When a doctor slips up during the treatment of a client, and another reasonably competent medical professional would not have made the same error, the client may demand medical malpractice.
Although some treatment errors can be obvious (such as amputating the incorrect leg), others are usually less apparent to lay people. For example, a physician might perform surgery on a client’s shoulder to fix chronic pain. Six months later on, the client might continue to experience discomfort in the shoulder. It would be really tough for the patient to identify whether the continued pain is attributable to a mistake in treatment or to some other cause that doesn’t total up to malpractice.
For this reason, medical malpractice cases typically include skilled statement. One of the initial steps in a medical malpractice case is for the client to consult a medical professionals who has experience relevant to the patient’s injury or health issue. Generally under the assistance of a medical malpractice attorney, the physician will evaluate the medical records in the case and give a comprehensive opinion relating to whether malpractice happened.

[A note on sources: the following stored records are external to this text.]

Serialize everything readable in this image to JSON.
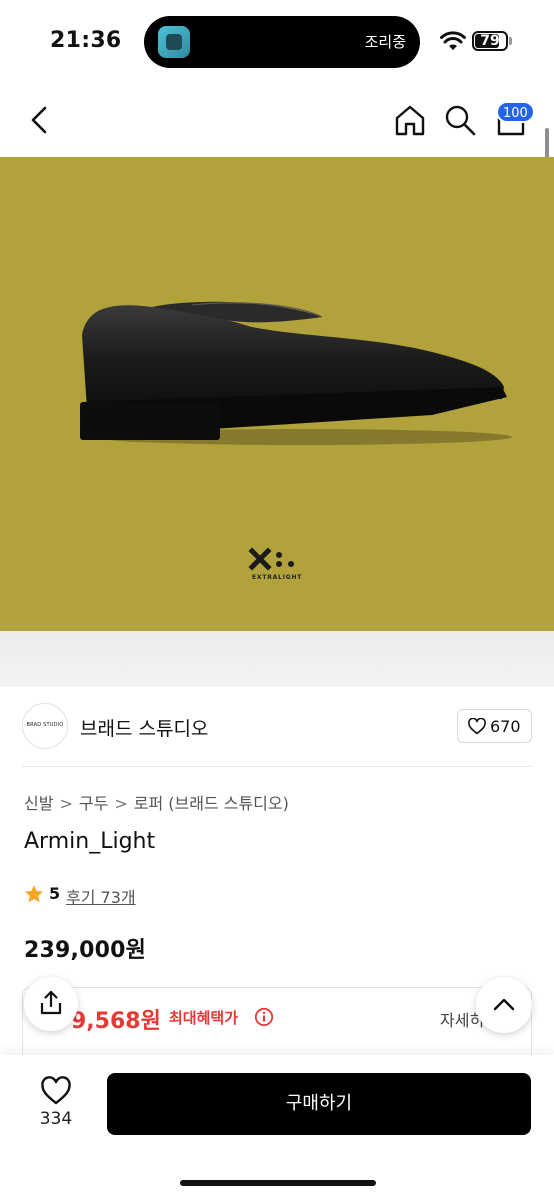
{
  "status_bar": {
    "time": "21:36",
    "activity_text": "조리중",
    "battery_level": "79",
    "battery_fraction": 0.79
  },
  "nav": {
    "back_icon": "chevron-left-icon",
    "home_icon": "home-icon",
    "search_icon": "search-icon",
    "cart_icon": "cart-icon",
    "cart_badge": "100",
    "accent_color": "#2463eb"
  },
  "hero": {
    "background_color": "#b1a23c",
    "logo_text": "EXTRALIGHT"
  },
  "brand": {
    "logo_text": "BRAD STUDIO",
    "name": "브래드 스튜디오",
    "like_count": "670"
  },
  "product": {
    "breadcrumb": [
      "신발",
      "구두",
      "로퍼 (브래드 스튜디오)"
    ],
    "breadcrumb_separator": ">",
    "title": "Armin_Light",
    "rating": "5",
    "review_link": "후기 73개",
    "price": "239,000원"
  },
  "benefit": {
    "price": "9,568원",
    "label": "최대혜택가",
    "detail": "자세히",
    "color": "#e53935"
  },
  "bottom_bar": {
    "wish_count": "334",
    "buy_label": "구매하기"
  }
}
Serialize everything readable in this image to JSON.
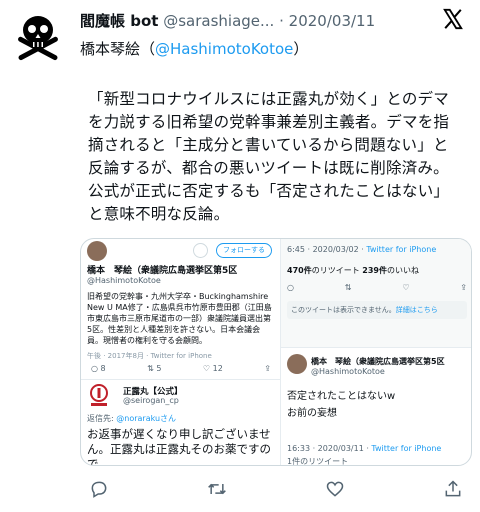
{
  "tweet": {
    "author_name": "閻魔帳 bot",
    "author_handle": "@sarashiage...",
    "separator": "·",
    "date": "2020/03/11",
    "subject_prefix": "橋本琴絵（",
    "subject_link": "@HashimotoKotoe",
    "subject_suffix": "）",
    "body": "「新型コロナウイルスには正露丸が効く」とのデマを力説する旧希望の党幹事兼差別主義者。デマを指摘されると「主成分と書いているから問題ない」と反論するが、都合の悪いツイートは既に削除済み。公式が正式に否定するも「否定されたことはない」と意味不明な反論。"
  },
  "embed": {
    "left": {
      "follow_label": "フォローする",
      "name": "橋本　琴絵（衆議院広島選挙区第5区",
      "handle": "@HashimotoKotoe",
      "bio": "旧希望の党幹事・九州大学卒・Buckinghamshire New U MA修了・広島県呉市竹原市豊田郡（江田島市東広島市三原市尾道市の一部）衆議院議員選出第5区。性差別と人種差別を許さない。日本会議会員。現憎者の権利を守る会顧問。",
      "faded_row": "午後 · 2017年8月 · Twitter for iPhone",
      "reply_count": "8",
      "retweet_count": "5",
      "like_count": "12",
      "seirogan_name": "正露丸【公式】",
      "seirogan_handle": "@seirogan_cp",
      "reply_to_label": "返信先: ",
      "reply_to_link": "@norarakuさん",
      "reply_text": "お返事が遅くなり申し訳ございません。正露丸は正露丸そのお薬ですので"
    },
    "right_top": {
      "time": "6:45 · 2020/03/02 · ",
      "client": "Twitter for iPhone",
      "rt_count": "470件",
      "rt_label": "のリツイート ",
      "like_count": "239件",
      "like_label": "のいいね",
      "notice": "このツイートは表示できません。",
      "notice_link": "詳細はこちら"
    },
    "right_bottom": {
      "name": "橋本　琴絵（衆議院広島選挙区第5区",
      "handle": "@HashimotoKotoe",
      "line1": "否定されたことはないw",
      "line2": "お前の妄想",
      "time": "16:33 · 2020/03/11 · ",
      "client": "Twitter for iPhone",
      "rt": "1件のリツイート"
    }
  },
  "colors": {
    "accent": "#1d9bf0",
    "text": "#0f1419",
    "muted": "#536471",
    "border": "#cfd9de"
  }
}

Inappropriate Diagnoses – 79036
A medical professional’s failure to appropriately detect can be just as hazardous to a client as a slip of the scalpel. If a medical professional improperly identifies a patient when other reasonably proficient doctors would have made the right medical call, and the patient is harmed by the inappropriate medical diagnosis, the client will normally have an excellent case for medical malpractice.

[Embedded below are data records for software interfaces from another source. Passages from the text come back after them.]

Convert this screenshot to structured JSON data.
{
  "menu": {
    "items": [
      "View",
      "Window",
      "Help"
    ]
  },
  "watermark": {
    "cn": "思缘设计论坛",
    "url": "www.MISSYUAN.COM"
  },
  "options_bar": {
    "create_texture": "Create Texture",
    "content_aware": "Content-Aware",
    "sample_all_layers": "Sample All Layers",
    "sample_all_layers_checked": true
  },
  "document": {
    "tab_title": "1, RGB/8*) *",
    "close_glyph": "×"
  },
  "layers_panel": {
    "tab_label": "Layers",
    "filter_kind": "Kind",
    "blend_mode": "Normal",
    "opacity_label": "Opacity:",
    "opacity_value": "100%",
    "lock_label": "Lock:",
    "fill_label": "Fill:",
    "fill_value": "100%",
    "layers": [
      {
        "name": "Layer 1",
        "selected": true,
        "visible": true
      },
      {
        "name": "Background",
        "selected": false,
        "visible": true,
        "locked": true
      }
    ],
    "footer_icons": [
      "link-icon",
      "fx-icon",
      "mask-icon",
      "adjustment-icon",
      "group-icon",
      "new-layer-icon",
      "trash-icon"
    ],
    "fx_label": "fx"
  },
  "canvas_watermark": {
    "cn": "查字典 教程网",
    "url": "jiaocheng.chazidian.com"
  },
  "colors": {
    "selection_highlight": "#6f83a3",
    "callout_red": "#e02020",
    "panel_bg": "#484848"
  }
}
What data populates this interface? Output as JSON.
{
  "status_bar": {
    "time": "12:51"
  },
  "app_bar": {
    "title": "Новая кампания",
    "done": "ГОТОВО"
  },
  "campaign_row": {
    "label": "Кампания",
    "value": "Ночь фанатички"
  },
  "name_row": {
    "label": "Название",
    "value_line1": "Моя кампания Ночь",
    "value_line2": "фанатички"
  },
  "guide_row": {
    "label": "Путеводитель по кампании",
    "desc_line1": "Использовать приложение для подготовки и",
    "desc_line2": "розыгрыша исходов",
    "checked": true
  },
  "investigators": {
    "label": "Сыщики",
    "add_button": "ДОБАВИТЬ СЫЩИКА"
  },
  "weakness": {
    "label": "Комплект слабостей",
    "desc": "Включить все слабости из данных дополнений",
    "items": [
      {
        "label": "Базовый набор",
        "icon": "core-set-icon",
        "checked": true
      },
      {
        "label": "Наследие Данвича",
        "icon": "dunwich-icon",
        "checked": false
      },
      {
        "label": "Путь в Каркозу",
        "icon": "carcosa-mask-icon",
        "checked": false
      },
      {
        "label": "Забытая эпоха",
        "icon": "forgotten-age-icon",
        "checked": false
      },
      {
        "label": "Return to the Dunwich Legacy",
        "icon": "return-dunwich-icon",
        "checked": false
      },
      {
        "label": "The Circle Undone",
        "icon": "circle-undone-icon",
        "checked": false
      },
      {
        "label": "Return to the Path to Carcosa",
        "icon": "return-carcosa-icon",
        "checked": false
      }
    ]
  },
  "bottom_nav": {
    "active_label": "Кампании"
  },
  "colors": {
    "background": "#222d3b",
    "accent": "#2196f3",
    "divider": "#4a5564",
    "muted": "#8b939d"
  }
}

It is important to acknowledge that the physician will only be responsible for the damage triggered by the inappropriate medical diagnosis. So, if a patient dies from an illness that the doctor incorrectly identifies, however the client would have died similarly quickly even if the physician had actually made an appropriate diagnosis, the medical professional will likely not be liable for malpractice. On the other hand, a medical malpractice case would most likely be viable if an appropriate diagnosis would have extended the patient’s life.
Lack of Informed Permission
Clients have a right to choose exactly what treatment they get. Physicians are bound to provide enough information about treatment to enable clients to make informed choices. When doctors cannot obtain patients’ notified authorization prior to providing treatment, they might be held accountable for malpractice.
Treatment Against a Client’s Wishes. Medical professionals might sometimes disagree with patients over the very best course of action. Patients typically have a right to decline treatment, even when doctors think that such a decision is not in the patient’s best interests. A typical example of this is when a client has religious objections to a proposed course of treatment. When these arguments occur, physicians can not provide the treatment without the patient’s permission. Effective treatment will not secure the medical professionals from liability.
The Uninformed Client. Clients have a right to make decisions about their own treatment. However that right is of little value if they are uninformed about the benefits and risks of suggested treatment. For that reason, physicians have a responsibility to supply enough details to allow their clients to make informed decisions.
For instance, if a medical professional proposes a surgical treatment to a patient and explains the information of the treatment, but fails to point out that the surgery carries a substantial danger of cardiac arrest, that medical professional might be accountable for malpractice. Notice that the doctor could be responsible even if other reasonably competent doctors would have suggested the surgery in the same scenario. In this case, the doctor’s liability comes from a failure to obtain educated approval, instead of from an error in treatment or diagnosis.
The Emergency situation Exception. Sometimes doctors simply do not have time to obtain educated approval, or the situation makes it unreasonable. Medical malpractice law assumes that clients in urgent requirement of treatment who are incapable of providing informed permission would grant life-saving treatment if they had the ability to do so. Therefore, patients who receive treatment in emergency circumstances typically can not sue their physicians for failure to acquire informed consent.